> _Work task_: Could you set down the listing below exactly, leaving out its pictures?

> _Records for processing_:
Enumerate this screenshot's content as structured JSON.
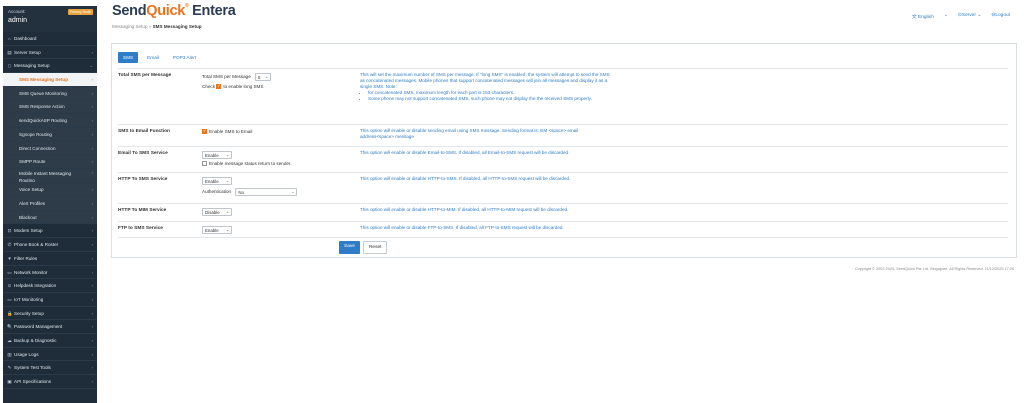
{
  "account": {
    "label": "Account:",
    "name": "admin",
    "badge": "Primary Node"
  },
  "sidebar": {
    "items": [
      {
        "icon": "⌂",
        "label": "Dashboard",
        "chevron": ""
      },
      {
        "icon": "▤",
        "label": "Server Setup",
        "chevron": "›"
      },
      {
        "icon": "▯",
        "label": "Messaging Setup",
        "chevron": "⌄"
      },
      {
        "label": "SMS Messaging Setup",
        "chevron": "›"
      },
      {
        "label": "SMS Queue Monitoring",
        "chevron": "›"
      },
      {
        "label": "SMS Response Action",
        "chevron": "›"
      },
      {
        "label": "sendQuickASP Routing",
        "chevron": "›"
      },
      {
        "label": "Sgnope Routing",
        "chevron": "›"
      },
      {
        "label": "Direct Connection",
        "chevron": "›"
      },
      {
        "label": "SMPP Route",
        "chevron": "›"
      },
      {
        "label": "Mobile Instant Messaging Routing",
        "chevron": "›"
      },
      {
        "label": "Voice Setup",
        "chevron": "›"
      },
      {
        "label": "Alert Profiles",
        "chevron": "›"
      },
      {
        "label": "Blackout",
        "chevron": "›"
      },
      {
        "icon": "⊡",
        "label": "Modem Setup",
        "chevron": "›"
      },
      {
        "icon": "✆",
        "label": "Phone Book & Roster",
        "chevron": "›"
      },
      {
        "icon": "▼",
        "label": "Filter Rules",
        "chevron": "›"
      },
      {
        "icon": "▭",
        "label": "Network Monitor",
        "chevron": "›"
      },
      {
        "icon": "⊙",
        "label": "Helpdesk Integration",
        "chevron": "›"
      },
      {
        "icon": "▭",
        "label": "IoT Monitoring",
        "chevron": "›"
      },
      {
        "icon": "🔒",
        "label": "Security Setup",
        "chevron": "›"
      },
      {
        "icon": "🔍",
        "label": "Password Management",
        "chevron": "›"
      },
      {
        "icon": "☁",
        "label": "Backup & Diagnostic",
        "chevron": "›"
      },
      {
        "icon": "▥",
        "label": "Usage Logs",
        "chevron": "›"
      },
      {
        "icon": "✎",
        "label": "System Test Tools",
        "chevron": "›"
      },
      {
        "icon": "▣",
        "label": "API Specifications",
        "chevron": "›"
      }
    ]
  },
  "header": {
    "logo_a": "Send",
    "logo_q": "Quick",
    "logo_reg": "®",
    "logo_b": " Entera",
    "breadcrumb_parent": "Messaging Setup",
    "breadcrumb_sep": " » ",
    "breadcrumb_current": "SMS Messaging Setup",
    "lang": "文 English",
    "lang_chev": "⌄",
    "server": "⊙Server ⌄",
    "logout": "⊖Logout"
  },
  "tabs": [
    "SMS",
    "Email",
    "POP3 Alert"
  ],
  "rows": {
    "total": {
      "label": "Total SMS per Message",
      "field_label": "Total SMS per Message",
      "value": "5",
      "check_pre": "Check",
      "check_post": "to enable long SMS",
      "help": "This will set the maximum number of SMS per message. If \"long SMS\" is enabled, the system will attempt to send the SMS as concatenated messages. Mobile phones that support concatenated messages will join all messages and display it as a single SMS. Note:",
      "bullets": [
        "for concatenated SMS, maximum length for each part is 153 characters.",
        "Some phone may not support concatenated SMS, such phone may not display the the received SMS properly."
      ]
    },
    "s2e": {
      "label": "SMS to Email Function",
      "check_label": "Enable SMS to Email",
      "help": "This option will enable or disable sending email using SMS message. Sending format is: EM <space> email address<space> message"
    },
    "e2s": {
      "label": "Email To SMS Service",
      "value": "Enable",
      "check_label": "Enable message status return to sender.",
      "help": "This option will enable or disable Email-to-SMS. If disabled, all Email-to-SMS request will be discarded."
    },
    "http": {
      "label": "HTTP To SMS Service",
      "value": "Enable",
      "auth_label": "Authentication",
      "auth_value": "No",
      "help": "This option will enable or disable HTTP-to-SMS. If disabled, all HTTP-to-SMS request will be discarded."
    },
    "mim": {
      "label": "HTTP To MIM Service",
      "value": "Disable",
      "help": "This option will enable or disable HTTP-to-MIM. If disabled, all HTTP-to-MIM request will be discarded."
    },
    "ftp": {
      "label": "FTP to SMS Service",
      "value": "Enable",
      "help": "This option will enable or disable FTP-to-SMS. If disabled, all FTP-to-SMS request will be discarded."
    }
  },
  "buttons": {
    "save": "Save",
    "reset": "Reset"
  },
  "footer": "Copyright © 2002-2025, SendQuick Pte Ltd, Singapore. All Rights Reserved. 11/12/2025 17:26",
  "colors": {
    "sidebar": "#1f2d3a",
    "accent": "#e8741e",
    "link": "#2f7cc8"
  }
}
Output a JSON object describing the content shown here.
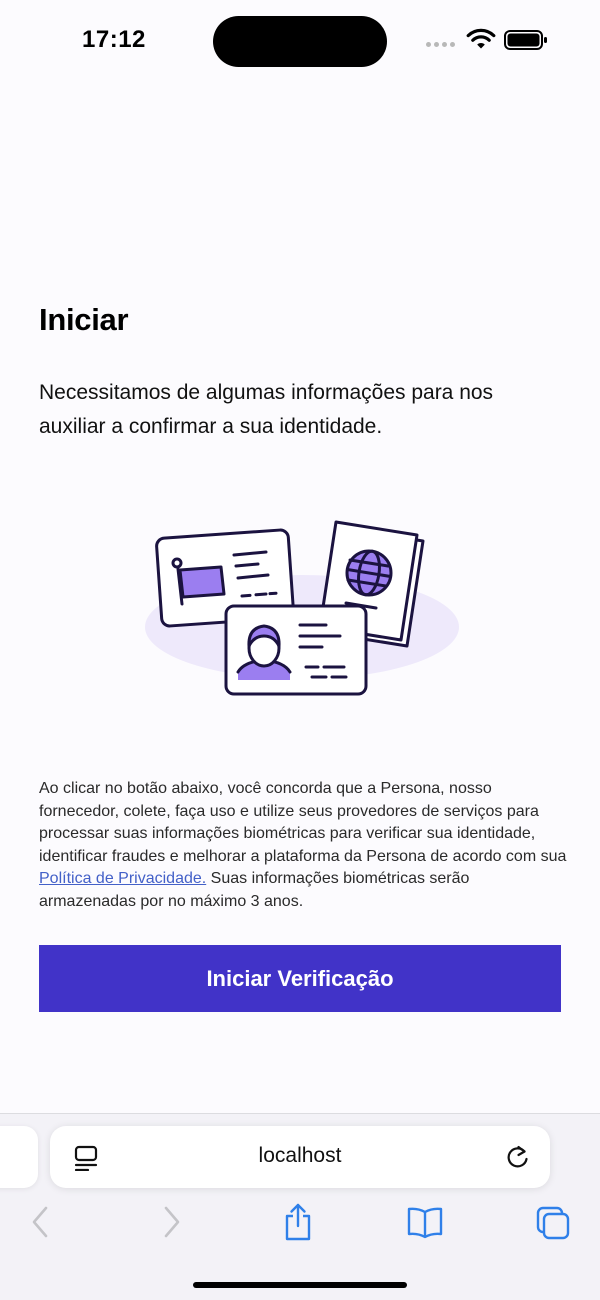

> _Solved exercise_:
Enumerate this screenshot's content as structured JSON.
{
  "account": {
    "label": "Account:",
    "name": "admin",
    "badge": "Primary Node"
  },
  "sidebar": {
    "items": [
      {
        "icon": "⌂",
        "label": "Dashboard",
        "chevron": ""
      },
      {
        "icon": "▤",
        "label": "Server Setup",
        "chevron": "›"
      },
      {
        "icon": "▯",
        "label": "Messaging Setup",
        "chevron": "⌄"
      },
      {
        "label": "SMS Messaging Setup",
        "chevron": "›"
      },
      {
        "label": "SMS Queue Monitoring",
        "chevron": "›"
      },
      {
        "label": "SMS Response Action",
        "chevron": "›"
      },
      {
        "label": "sendQuickASP Routing",
        "chevron": "›"
      },
      {
        "label": "Sgnope Routing",
        "chevron": "›"
      },
      {
        "label": "Direct Connection",
        "chevron": "›"
      },
      {
        "label": "SMPP Route",
        "chevron": "›"
      },
      {
        "label": "Mobile Instant Messaging Routing",
        "chevron": "›"
      },
      {
        "label": "Voice Setup",
        "chevron": "›"
      },
      {
        "label": "Alert Profiles",
        "chevron": "›"
      },
      {
        "label": "Blackout",
        "chevron": "›"
      },
      {
        "icon": "⊡",
        "label": "Modem Setup",
        "chevron": "›"
      },
      {
        "icon": "✆",
        "label": "Phone Book & Roster",
        "chevron": "›"
      },
      {
        "icon": "▼",
        "label": "Filter Rules",
        "chevron": "›"
      },
      {
        "icon": "▭",
        "label": "Network Monitor",
        "chevron": "›"
      },
      {
        "icon": "⊙",
        "label": "Helpdesk Integration",
        "chevron": "›"
      },
      {
        "icon": "▭",
        "label": "IoT Monitoring",
        "chevron": "›"
      },
      {
        "icon": "🔒",
        "label": "Security Setup",
        "chevron": "›"
      },
      {
        "icon": "🔍",
        "label": "Password Management",
        "chevron": "›"
      },
      {
        "icon": "☁",
        "label": "Backup & Diagnostic",
        "chevron": "›"
      },
      {
        "icon": "▥",
        "label": "Usage Logs",
        "chevron": "›"
      },
      {
        "icon": "✎",
        "label": "System Test Tools",
        "chevron": "›"
      },
      {
        "icon": "▣",
        "label": "API Specifications",
        "chevron": "›"
      }
    ]
  },
  "header": {
    "logo_a": "Send",
    "logo_q": "Quick",
    "logo_reg": "®",
    "logo_b": " Entera",
    "breadcrumb_parent": "Messaging Setup",
    "breadcrumb_sep": " » ",
    "breadcrumb_current": "SMS Messaging Setup",
    "lang": "文 English",
    "lang_chev": "⌄",
    "server": "⊙Server ⌄",
    "logout": "⊖Logout"
  },
  "tabs": [
    "SMS",
    "Email",
    "POP3 Alert"
  ],
  "rows": {
    "total": {
      "label": "Total SMS per Message",
      "field_label": "Total SMS per Message",
      "value": "5",
      "check_pre": "Check",
      "check_post": "to enable long SMS",
      "help": "This will set the maximum number of SMS per message. If \"long SMS\" is enabled, the system will attempt to send the SMS as concatenated messages. Mobile phones that support concatenated messages will join all messages and display it as a single SMS. Note:",
      "bullets": [
        "for concatenated SMS, maximum length for each part is 153 characters.",
        "Some phone may not support concatenated SMS, such phone may not display the the received SMS properly."
      ]
    },
    "s2e": {
      "label": "SMS to Email Function",
      "check_label": "Enable SMS to Email",
      "help": "This option will enable or disable sending email using SMS message. Sending format is: EM <space> email address<space> message"
    },
    "e2s": {
      "label": "Email To SMS Service",
      "value": "Enable",
      "check_label": "Enable message status return to sender.",
      "help": "This option will enable or disable Email-to-SMS. If disabled, all Email-to-SMS request will be discarded."
    },
    "http": {
      "label": "HTTP To SMS Service",
      "value": "Enable",
      "auth_label": "Authentication",
      "auth_value": "No",
      "help": "This option will enable or disable HTTP-to-SMS. If disabled, all HTTP-to-SMS request will be discarded."
    },
    "mim": {
      "label": "HTTP To MIM Service",
      "value": "Disable",
      "help": "This option will enable or disable HTTP-to-MIM. If disabled, all HTTP-to-MIM request will be discarded."
    },
    "ftp": {
      "label": "FTP to SMS Service",
      "value": "Enable",
      "help": "This option will enable or disable FTP-to-SMS. If disabled, all FTP-to-SMS request will be discarded."
    }
  },
  "buttons": {
    "save": "Save",
    "reset": "Reset"
  },
  "footer": "Copyright © 2002-2025, SendQuick Pte Ltd, Singapore. All Rights Reserved. 11/12/2025 17:26",
  "colors": {
    "sidebar": "#1f2d3a",
    "accent": "#e8741e",
    "link": "#2f7cc8"
  }
}
Output a JSON object describing the content shown here.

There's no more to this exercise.